BGC’s Dugher states Gambling Advertising Ban Not Warranted
By Simon Wright Jun 11, 2021
The Betting and Gaming Council’s Chief Executive Officer Michael Dugher, writing an opinion piece for the site Politics Home this morning, has stated that a gambling advertising ban which has been called for by anti-gambling campaigners is not warranted and evidence collected does not back up such stringent action.
Citing the Government minister Baroness Barran, who wrote in a parliamentary answer this week that: “overall participation in gambling has declined over the period of Covid-19 lockdowns in Great Britain.”
Dugher also referenced the comments of John Whittingdale the current Minister for State for Media and Data, who comparing an academic study into the link between advertising and betting, with Whittingdale stating: “it did not establish a causal link between exposure to advertising and the development of problem gambling.”
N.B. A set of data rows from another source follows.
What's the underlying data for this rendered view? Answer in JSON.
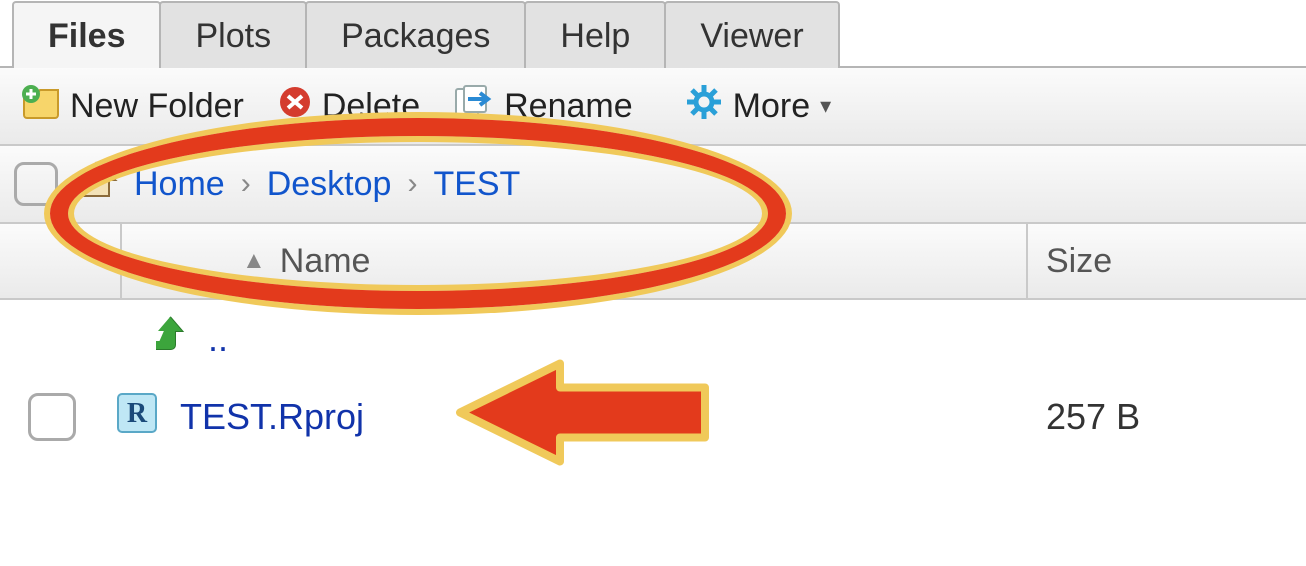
{
  "tabs": {
    "files": "Files",
    "plots": "Plots",
    "packages": "Packages",
    "help": "Help",
    "viewer": "Viewer",
    "active": "files"
  },
  "toolbar": {
    "new_folder": "New Folder",
    "delete": "Delete",
    "rename": "Rename",
    "more": "More"
  },
  "breadcrumb": {
    "home": "Home",
    "desktop": "Desktop",
    "test": "TEST"
  },
  "columns": {
    "name": "Name",
    "size": "Size"
  },
  "rows": {
    "up": "..",
    "proj": {
      "name": "TEST.Rproj",
      "size": "257 B"
    }
  }
}
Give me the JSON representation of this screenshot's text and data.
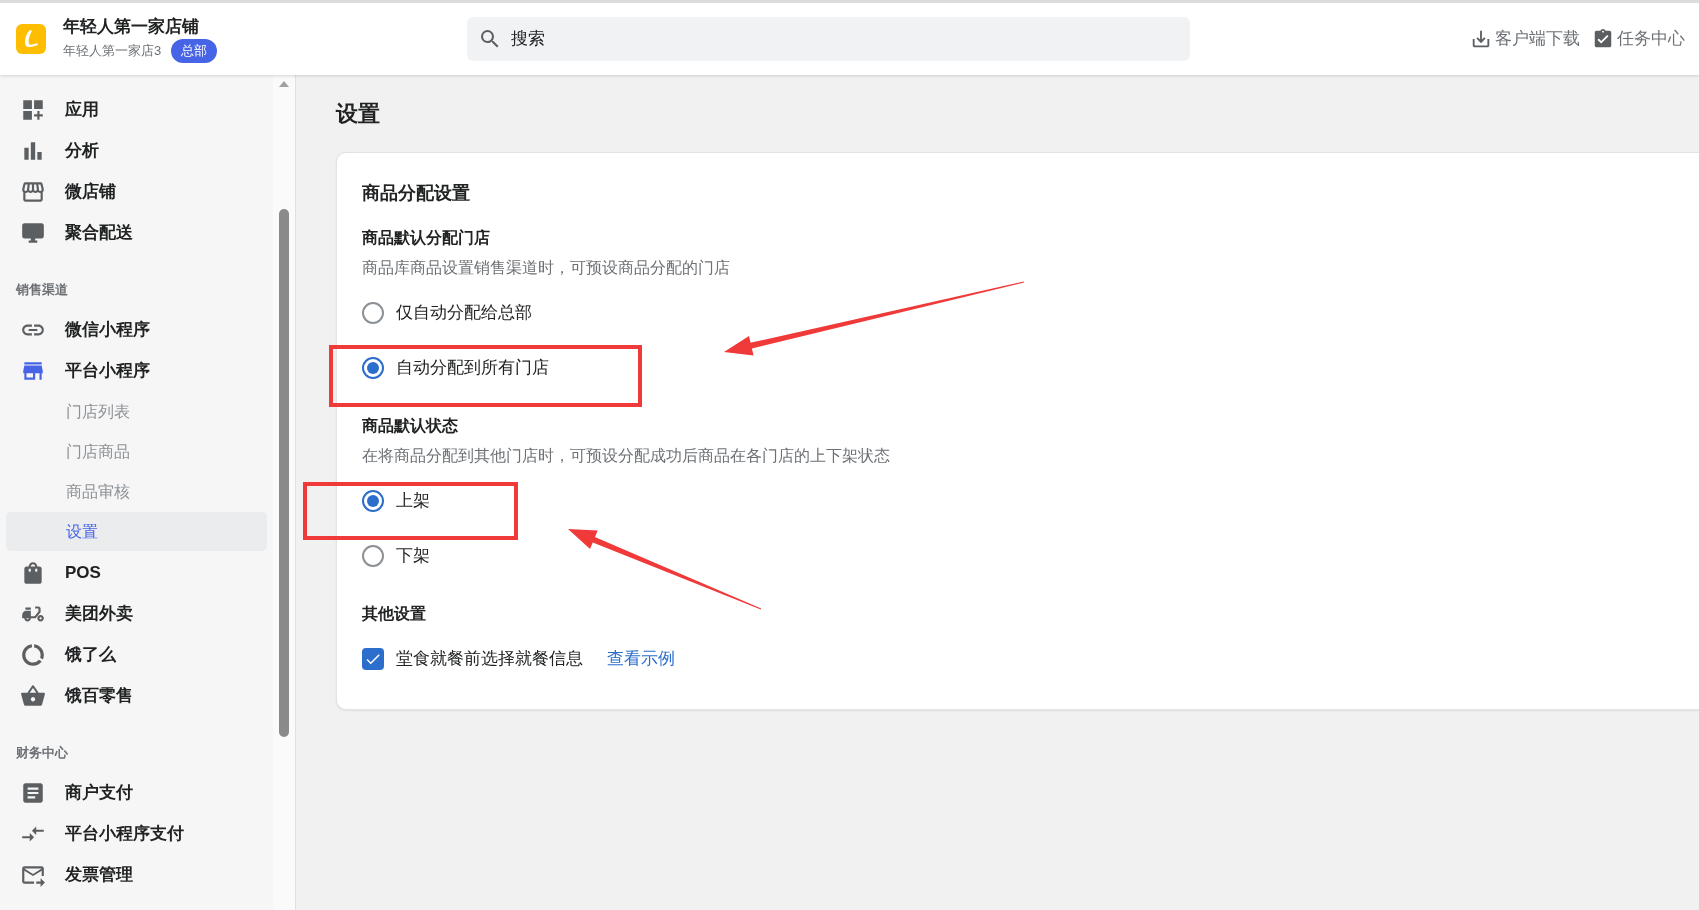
{
  "header": {
    "store_name": "年轻人第一家店铺",
    "branch_name": "年轻人第一家店3",
    "badge": "总部",
    "search": {
      "placeholder": "搜索"
    },
    "actions": [
      {
        "label": "客户端下载"
      },
      {
        "label": "任务中心"
      }
    ]
  },
  "sidebar": {
    "sections": [
      {
        "items": [
          {
            "label": "应用",
            "selected": false
          },
          {
            "label": "分析",
            "selected": false
          },
          {
            "label": "微店铺",
            "selected": false
          },
          {
            "label": "聚合配送",
            "selected": false
          }
        ]
      },
      {
        "title": "销售渠道",
        "items": [
          {
            "label": "微信小程序",
            "selected": false
          },
          {
            "label": "平台小程序",
            "selected": true,
            "expanded": true,
            "children": [
              {
                "label": "门店列表",
                "selected": false
              },
              {
                "label": "门店商品",
                "selected": false
              },
              {
                "label": "商品审核",
                "selected": false
              },
              {
                "label": "设置",
                "selected": true
              }
            ]
          },
          {
            "label": "POS",
            "selected": false
          },
          {
            "label": "美团外卖",
            "selected": false
          },
          {
            "label": "饿了么",
            "selected": false
          },
          {
            "label": "饿百零售",
            "selected": false
          }
        ]
      },
      {
        "title": "财务中心",
        "items": [
          {
            "label": "商户支付",
            "selected": false
          },
          {
            "label": "平台小程序支付",
            "selected": false
          },
          {
            "label": "发票管理",
            "selected": false
          }
        ]
      }
    ]
  },
  "page": {
    "title": "设置",
    "card": {
      "title": "商品分配设置",
      "groups": [
        {
          "kind": "radio",
          "title": "商品默认分配门店",
          "description": "商品库商品设置销售渠道时，可预设商品分配的门店",
          "options": [
            {
              "label": "仅自动分配给总部",
              "selected": false
            },
            {
              "label": "自动分配到所有门店",
              "selected": true
            }
          ]
        },
        {
          "kind": "radio",
          "title": "商品默认状态",
          "description": "在将商品分配到其他门店时，可预设分配成功后商品在各门店的上下架状态",
          "options": [
            {
              "label": "上架",
              "selected": true
            },
            {
              "label": "下架",
              "selected": false
            }
          ]
        },
        {
          "kind": "checkbox",
          "title": "其他设置",
          "options": [
            {
              "label": "堂食就餐前选择就餐信息",
              "checked": true,
              "link": "查看示例"
            }
          ]
        }
      ]
    }
  }
}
The comments and views of Dugher, echoing those of the membership of the BGC come about after a considerable groundswell of support for restricting the advertising of betting companies in sport.
Dugher also mentions the proactive measures the Betting and Gaming Council have made in this regard, including the high profile move for their members to introduce the pre 9pm watershed whistle-to-whistle ban on TV betting commercials from five minutes before a match starts until five minutes after it ends.
Certainly if the ability for gambling companies to advertise on football matches, teams and competitions, it will have an adverse effect on the finances of the sport, right down to grass roots level.
Indeed, Rick Parry the Chairman of the English Football League recently stated: “It is no secret that lots of clubs have been under immense financial strain, so it’s no overstatement to say that the ongoing support of sponsors and partners has been integral to many clubs’ survival this year more than ever, particularly in the absence of bespoke financial support from the government that was afforded to near enough every sport apart from professional football.”
In light of the EFL’s and Parry’s concerns, the EFL also asked Professor Ian McHale of the University of Liverpool to carry out his own research into the link between gambling companies involvement with football clubs, fuelling the take up of betting by football supporters. Unsurprisingly McHale did not find any evidence when his study was published.
Certainly, Dugher, the BGC and all operators that are licensed to operate in the UK have real concerns that the advertising of their products is possibly soon to be curtailed. They are right in taking these views, as the gambling industry continues to be portrayed as the next Tobacco Industry, certainly as far as some sections of the main stream media are concerned.